┌─ Data provided

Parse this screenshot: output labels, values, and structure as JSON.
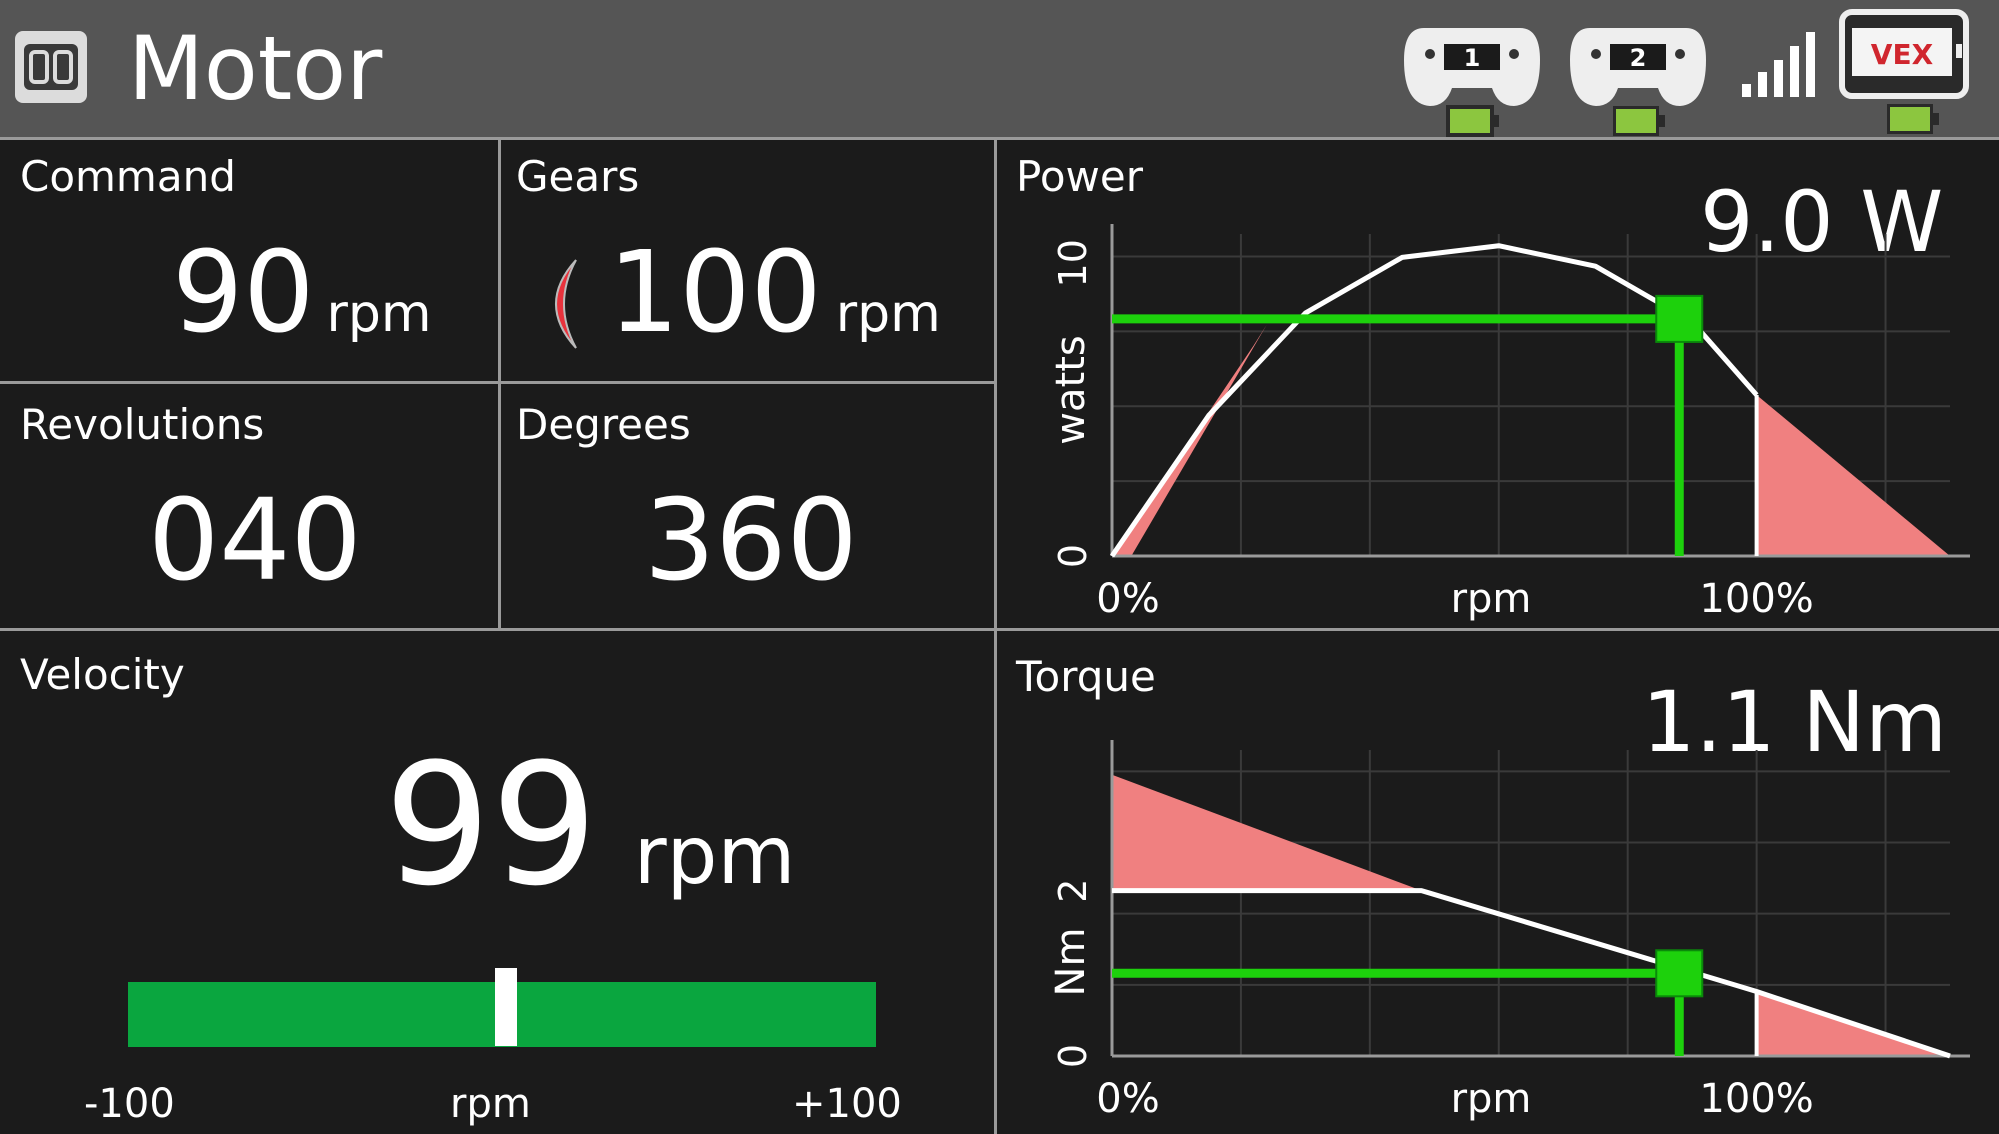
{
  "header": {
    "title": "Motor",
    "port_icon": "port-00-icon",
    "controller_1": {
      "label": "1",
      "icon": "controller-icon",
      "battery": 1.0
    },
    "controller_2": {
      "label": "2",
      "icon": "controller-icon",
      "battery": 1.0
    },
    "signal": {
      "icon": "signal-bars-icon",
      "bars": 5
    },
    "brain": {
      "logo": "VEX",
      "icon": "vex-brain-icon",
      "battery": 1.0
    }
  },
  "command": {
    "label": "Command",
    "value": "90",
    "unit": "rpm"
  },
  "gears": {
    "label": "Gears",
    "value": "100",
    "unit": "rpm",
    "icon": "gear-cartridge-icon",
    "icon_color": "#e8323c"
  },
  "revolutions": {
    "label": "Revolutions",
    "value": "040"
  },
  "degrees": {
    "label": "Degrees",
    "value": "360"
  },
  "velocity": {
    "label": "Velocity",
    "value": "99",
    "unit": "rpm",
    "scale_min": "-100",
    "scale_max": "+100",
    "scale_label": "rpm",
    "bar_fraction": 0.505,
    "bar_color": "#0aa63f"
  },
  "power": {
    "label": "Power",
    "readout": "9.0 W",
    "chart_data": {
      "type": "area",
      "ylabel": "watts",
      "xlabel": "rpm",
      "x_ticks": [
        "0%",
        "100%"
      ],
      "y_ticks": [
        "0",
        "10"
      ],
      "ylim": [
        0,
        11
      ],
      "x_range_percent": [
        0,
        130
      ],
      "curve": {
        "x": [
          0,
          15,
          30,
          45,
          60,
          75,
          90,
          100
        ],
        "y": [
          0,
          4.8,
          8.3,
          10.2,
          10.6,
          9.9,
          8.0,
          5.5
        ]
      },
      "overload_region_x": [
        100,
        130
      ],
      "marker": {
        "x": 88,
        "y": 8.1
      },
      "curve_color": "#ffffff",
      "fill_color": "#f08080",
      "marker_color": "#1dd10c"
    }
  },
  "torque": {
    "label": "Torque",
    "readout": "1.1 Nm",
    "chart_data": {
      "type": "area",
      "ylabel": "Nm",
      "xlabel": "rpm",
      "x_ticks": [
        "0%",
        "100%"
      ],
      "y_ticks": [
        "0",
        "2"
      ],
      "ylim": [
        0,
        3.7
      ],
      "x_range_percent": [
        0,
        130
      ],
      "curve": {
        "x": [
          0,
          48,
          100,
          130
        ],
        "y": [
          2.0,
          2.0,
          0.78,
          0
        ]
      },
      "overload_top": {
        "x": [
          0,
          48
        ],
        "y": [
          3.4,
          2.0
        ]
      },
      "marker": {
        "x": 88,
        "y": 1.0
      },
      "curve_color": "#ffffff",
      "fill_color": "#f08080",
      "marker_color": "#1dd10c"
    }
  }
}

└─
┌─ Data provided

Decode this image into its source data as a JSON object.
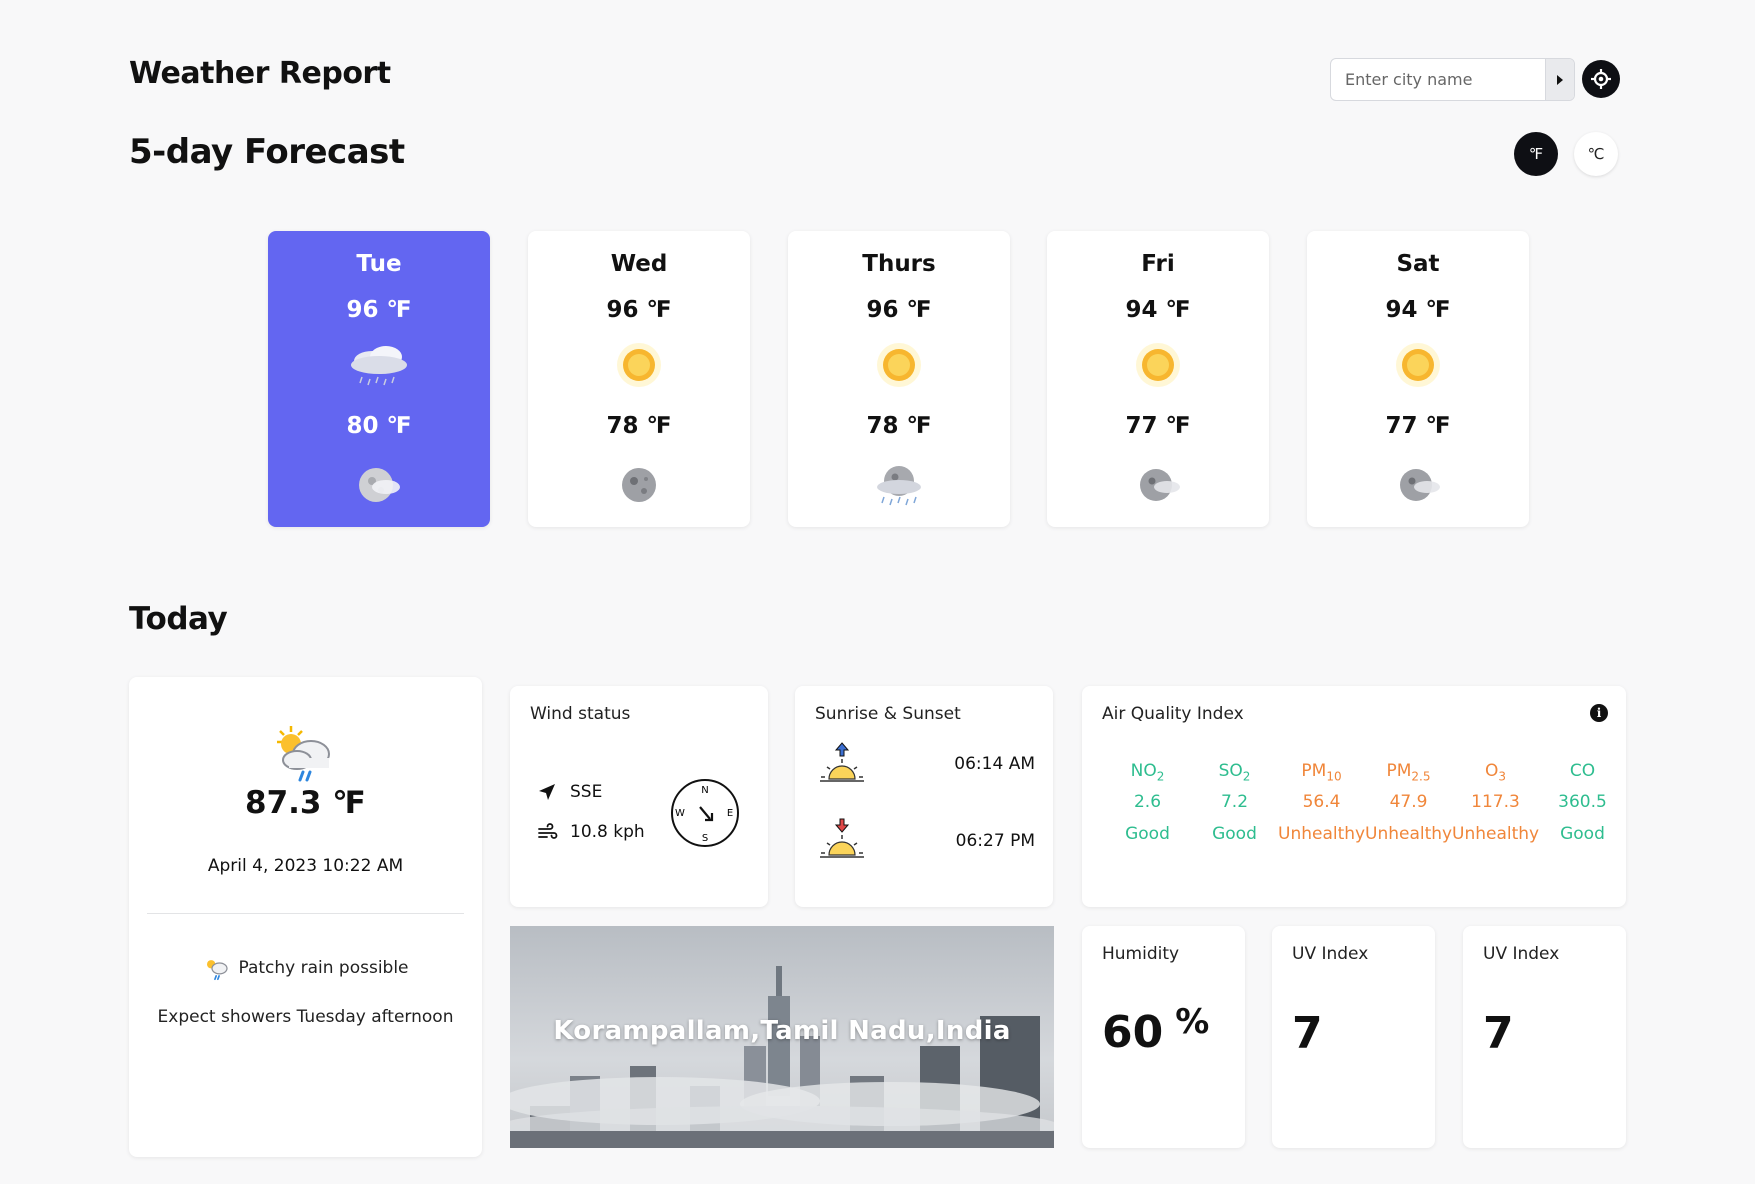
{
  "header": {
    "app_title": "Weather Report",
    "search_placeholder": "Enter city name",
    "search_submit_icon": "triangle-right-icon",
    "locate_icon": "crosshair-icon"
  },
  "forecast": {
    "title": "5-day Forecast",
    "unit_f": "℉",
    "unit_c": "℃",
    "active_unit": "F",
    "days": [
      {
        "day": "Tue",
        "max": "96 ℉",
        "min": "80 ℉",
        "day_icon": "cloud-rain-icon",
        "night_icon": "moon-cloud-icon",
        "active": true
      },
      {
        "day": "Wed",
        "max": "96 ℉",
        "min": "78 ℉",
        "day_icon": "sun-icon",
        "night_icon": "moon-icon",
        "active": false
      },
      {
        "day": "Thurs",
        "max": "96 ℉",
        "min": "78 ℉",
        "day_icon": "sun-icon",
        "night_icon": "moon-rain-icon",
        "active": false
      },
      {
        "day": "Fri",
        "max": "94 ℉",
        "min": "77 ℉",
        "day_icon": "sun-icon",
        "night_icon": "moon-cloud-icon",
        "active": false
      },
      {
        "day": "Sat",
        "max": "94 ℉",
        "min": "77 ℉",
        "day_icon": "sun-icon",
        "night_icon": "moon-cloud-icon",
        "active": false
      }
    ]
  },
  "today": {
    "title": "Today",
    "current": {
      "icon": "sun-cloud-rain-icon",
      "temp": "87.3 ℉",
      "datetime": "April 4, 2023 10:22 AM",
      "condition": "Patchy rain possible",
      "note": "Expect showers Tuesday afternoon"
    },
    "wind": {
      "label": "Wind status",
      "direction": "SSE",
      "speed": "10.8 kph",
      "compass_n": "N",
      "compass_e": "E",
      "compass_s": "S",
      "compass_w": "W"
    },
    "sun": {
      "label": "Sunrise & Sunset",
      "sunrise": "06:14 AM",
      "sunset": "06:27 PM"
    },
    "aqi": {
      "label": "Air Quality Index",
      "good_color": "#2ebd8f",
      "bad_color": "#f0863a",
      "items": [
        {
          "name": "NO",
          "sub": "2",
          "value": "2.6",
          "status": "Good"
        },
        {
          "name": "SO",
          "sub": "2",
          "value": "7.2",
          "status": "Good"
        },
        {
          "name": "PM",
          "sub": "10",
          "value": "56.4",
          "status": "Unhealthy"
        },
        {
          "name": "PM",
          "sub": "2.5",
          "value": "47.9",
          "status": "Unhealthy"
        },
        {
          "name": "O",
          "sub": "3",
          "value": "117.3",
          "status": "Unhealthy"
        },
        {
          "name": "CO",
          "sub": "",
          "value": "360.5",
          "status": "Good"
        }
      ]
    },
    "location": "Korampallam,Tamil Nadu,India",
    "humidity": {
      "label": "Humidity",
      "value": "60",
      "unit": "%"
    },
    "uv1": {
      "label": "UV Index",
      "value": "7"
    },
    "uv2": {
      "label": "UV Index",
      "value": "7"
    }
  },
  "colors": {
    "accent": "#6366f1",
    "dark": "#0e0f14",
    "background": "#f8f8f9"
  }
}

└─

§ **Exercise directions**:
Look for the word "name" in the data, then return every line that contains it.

§ **Answer to the problem**:
    "search_placeholder": "Enter city name",
          "name": "NO",
          "name": "SO",
          "name": "PM",
          "name": "PM",
          "name": "O",
          "name": "CO",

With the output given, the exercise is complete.